A movement is marked by an attractive, clear, unifying vision for the future together with a strong set of values or beliefs. The content of the vision must be compelling and clear so that others can grasp it readily. It must not be so esoteric or difficult that only a handful of people can articulate it. Instead, it must be something that all members of the movement can understand and pass along to others.
This unifying vision is so compelling that it takes pride of place. First, the vision leads to sacrificial commitment. Individuals put the vision ahead of their own interests and comfort. They are willing to work without high compensation, power, or perks. The satisfaction of realized goals is their main compensation. There is no more practical index of whether you have a movement or not. If the leader is making all the sacrifices, you don't.
Second, the vision leads to generous flexibility. In movements, however, the accomplishment of the vision is more important than power and position. So people are willing to make allies, be flexible, and cooperate with anyone sharing the basic vision and values.
Third, the vision leads to innovativeness. Movements are flatter because the commonly shared vision unifies and empowers. The vision is what matters - so anyone with a good idea about how to accomplish it is welcome to give it. Ideas flow out of the whole organization, top to bottom, which leads to greater creativity.

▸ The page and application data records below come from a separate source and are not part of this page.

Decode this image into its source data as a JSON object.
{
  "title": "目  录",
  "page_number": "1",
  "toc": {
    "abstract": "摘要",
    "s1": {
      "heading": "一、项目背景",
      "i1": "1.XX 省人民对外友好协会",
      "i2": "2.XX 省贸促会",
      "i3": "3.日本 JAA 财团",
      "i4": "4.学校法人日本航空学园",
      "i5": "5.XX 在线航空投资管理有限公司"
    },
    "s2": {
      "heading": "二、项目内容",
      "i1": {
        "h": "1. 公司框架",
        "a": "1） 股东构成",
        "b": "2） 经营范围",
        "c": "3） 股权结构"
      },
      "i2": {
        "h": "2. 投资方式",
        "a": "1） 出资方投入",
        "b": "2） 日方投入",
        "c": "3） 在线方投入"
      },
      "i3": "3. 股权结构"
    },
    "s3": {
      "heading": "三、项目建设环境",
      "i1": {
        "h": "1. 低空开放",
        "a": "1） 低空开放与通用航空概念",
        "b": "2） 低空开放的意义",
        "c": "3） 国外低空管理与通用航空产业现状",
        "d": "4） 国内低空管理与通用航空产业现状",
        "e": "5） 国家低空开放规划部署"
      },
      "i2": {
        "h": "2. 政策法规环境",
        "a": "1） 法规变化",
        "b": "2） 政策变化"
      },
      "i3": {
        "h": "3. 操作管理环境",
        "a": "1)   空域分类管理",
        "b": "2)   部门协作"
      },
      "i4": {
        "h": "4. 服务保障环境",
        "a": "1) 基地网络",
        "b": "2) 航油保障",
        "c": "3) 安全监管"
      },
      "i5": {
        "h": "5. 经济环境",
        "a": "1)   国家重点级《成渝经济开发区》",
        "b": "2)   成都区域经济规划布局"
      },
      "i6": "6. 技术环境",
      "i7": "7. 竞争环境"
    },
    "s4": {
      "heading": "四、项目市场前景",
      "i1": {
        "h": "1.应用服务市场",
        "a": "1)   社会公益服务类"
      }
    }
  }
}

Finally, a movement is marked by spontaneous generativity. Spontaneous combustion means energy generated from within - a conflagration without the need for external ignition. A movement is able to generate its own resources, recruit its own new members and participants, and (especially) raise up its own new leaders. This does not mean that movements have no formal training programs. Rather, it means that first, the vision of the movement (especially as its content is disseminated) attracts people with leadership potential, and, secondly, that the work of the movement provides opportunities that reveal emerging leaders through real-life experience and then prepares them for the next level of leadership in the movement. Denominations or church networks that always have to recruit ministers and staff that were raised up in other environments, and that attract them mainly with good compensation, do not show signs of being a movement.
It is natural for new churches and ministries to try very hard to stay informal, non-codified, and non-centralized. But part of what makes a movement dynamic is a unified vision, and that always requires some codification and control. As time goes on, to maintain the main engine of movement-dynamics - a unified vision - a ministry must adopt some of the aspects of institutions. A strong movement, then, occupies the difficult space between being a free-wheeling organism and a disciplined organization.
A movement that refuses to take on some organizational characteristics - authority, tradition, unity of belief, and quality control - will fragment and dissipate. A movement that does not also resist the inevitable tendency toward complete institutionalization will lose its vitality and effectiveness as well. The job of the movement leader is to steer the ship safely between these two opposite perils.